The ability to do math has long been thought of as a purely human trait – it comes with the whole higher-intelligence thing. But what if the ability to do math wasn’t as restricted to our makeup as we thought? Are we really as special as we think we are, or is our ego much larger than our reality?
Recent studies are turning up mathematical abilities in many different species of animals. Chickens, bees, and of course monkeys have all shown promise in being able to deal with simple mathematical operations, like differentiating between numbers, counting, and summing. The animals are performing math linguistically like we do – they are not physically counting out objects or identifying numbers. Rather, it is some sort of innate ability constituting rough math.
Irene Pepperberg of the Massachusetts Institute of Technology terms this a sort of “number sense,” capable of being learned even in invertebrates. Important to note is that accuracy is not as important for them as it is to us; according to Jessica Cantlon of the University of Rochester, the monkeys don’t mind missing – for them it’s all about the reward. They would rather do the problem quickly and make a mistake and move on than ensure their answer was correct by taking more time. For us, there is a definitive psychological component to our mathematical abilities. We’ve all taken that math test where you think you know how to do the problem but you aren’t quite sure, so you spend too much time on that problem and forget to focus on the rest. We care deeply about the correctness of our math.
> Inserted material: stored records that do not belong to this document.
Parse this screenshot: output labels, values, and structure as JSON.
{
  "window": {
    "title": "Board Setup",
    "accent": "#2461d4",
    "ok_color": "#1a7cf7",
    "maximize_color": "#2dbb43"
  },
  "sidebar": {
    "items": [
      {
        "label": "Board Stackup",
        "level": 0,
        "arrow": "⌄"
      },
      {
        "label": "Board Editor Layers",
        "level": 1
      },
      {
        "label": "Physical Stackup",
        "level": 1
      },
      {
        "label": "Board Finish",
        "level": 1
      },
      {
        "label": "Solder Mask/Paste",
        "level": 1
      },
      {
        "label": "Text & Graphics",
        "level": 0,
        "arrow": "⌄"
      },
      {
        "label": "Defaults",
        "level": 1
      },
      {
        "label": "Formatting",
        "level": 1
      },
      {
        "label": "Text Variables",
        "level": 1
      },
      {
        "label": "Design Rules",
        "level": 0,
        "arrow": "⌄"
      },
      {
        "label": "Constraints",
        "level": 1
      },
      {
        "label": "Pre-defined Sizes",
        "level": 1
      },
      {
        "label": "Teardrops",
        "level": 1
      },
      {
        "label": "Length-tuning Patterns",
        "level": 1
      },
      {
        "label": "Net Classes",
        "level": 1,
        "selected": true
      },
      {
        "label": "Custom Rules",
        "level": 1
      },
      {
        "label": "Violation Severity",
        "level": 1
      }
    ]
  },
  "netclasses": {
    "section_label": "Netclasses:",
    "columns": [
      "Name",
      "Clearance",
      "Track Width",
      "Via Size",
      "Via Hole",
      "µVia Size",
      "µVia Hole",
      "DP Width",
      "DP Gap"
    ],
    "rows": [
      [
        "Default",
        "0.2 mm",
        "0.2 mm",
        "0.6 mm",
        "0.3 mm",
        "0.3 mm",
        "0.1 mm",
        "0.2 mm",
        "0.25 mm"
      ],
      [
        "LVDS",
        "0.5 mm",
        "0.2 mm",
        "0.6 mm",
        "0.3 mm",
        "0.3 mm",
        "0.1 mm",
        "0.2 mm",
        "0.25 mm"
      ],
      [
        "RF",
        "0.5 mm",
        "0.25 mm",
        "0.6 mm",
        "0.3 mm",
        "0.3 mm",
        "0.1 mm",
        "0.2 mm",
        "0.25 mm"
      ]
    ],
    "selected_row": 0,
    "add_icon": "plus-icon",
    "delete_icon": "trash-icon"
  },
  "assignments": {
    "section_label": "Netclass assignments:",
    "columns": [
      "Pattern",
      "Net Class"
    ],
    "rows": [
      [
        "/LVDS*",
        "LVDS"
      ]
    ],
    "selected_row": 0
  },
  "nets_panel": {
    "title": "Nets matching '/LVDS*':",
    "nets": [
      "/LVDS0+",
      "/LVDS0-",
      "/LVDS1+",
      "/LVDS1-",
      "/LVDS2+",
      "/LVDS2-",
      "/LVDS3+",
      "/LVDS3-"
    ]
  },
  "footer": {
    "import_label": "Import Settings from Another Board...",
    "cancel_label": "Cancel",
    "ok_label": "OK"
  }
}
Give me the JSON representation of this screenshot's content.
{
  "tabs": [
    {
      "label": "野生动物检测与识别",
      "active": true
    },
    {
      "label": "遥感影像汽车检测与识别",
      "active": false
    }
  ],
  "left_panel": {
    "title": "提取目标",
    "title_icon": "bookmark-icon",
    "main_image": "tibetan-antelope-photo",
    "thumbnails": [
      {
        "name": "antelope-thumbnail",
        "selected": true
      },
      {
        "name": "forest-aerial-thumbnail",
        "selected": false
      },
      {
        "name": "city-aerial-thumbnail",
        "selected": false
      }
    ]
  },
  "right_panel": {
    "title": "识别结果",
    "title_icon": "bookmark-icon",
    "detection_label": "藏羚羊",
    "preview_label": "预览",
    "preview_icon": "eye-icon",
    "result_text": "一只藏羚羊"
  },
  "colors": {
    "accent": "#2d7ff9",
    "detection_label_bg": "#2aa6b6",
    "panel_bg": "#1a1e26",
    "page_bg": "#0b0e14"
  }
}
The implications of this discovery and research might have profound effects on the education of our children. The suggestion that math ability is built into us biologically suggests that we may be able to introduce math subject matter to children at an earlier age. Since studies have shown that children learn much faster at a young age than when they get older, this has profound importance in an age where math is so important for the future. It also opens up the question to what other skill sets we take for granted as ours alone that may extend to the animal kingdom. What other abilities are built into us as instinct that we have expanded and developed upon? Suddenly, it seems, we aren’t as smart as we thought we were, comparatively speaking, of course. I don’t know about you, but if you can do what this monkey can do, I will be very impressed.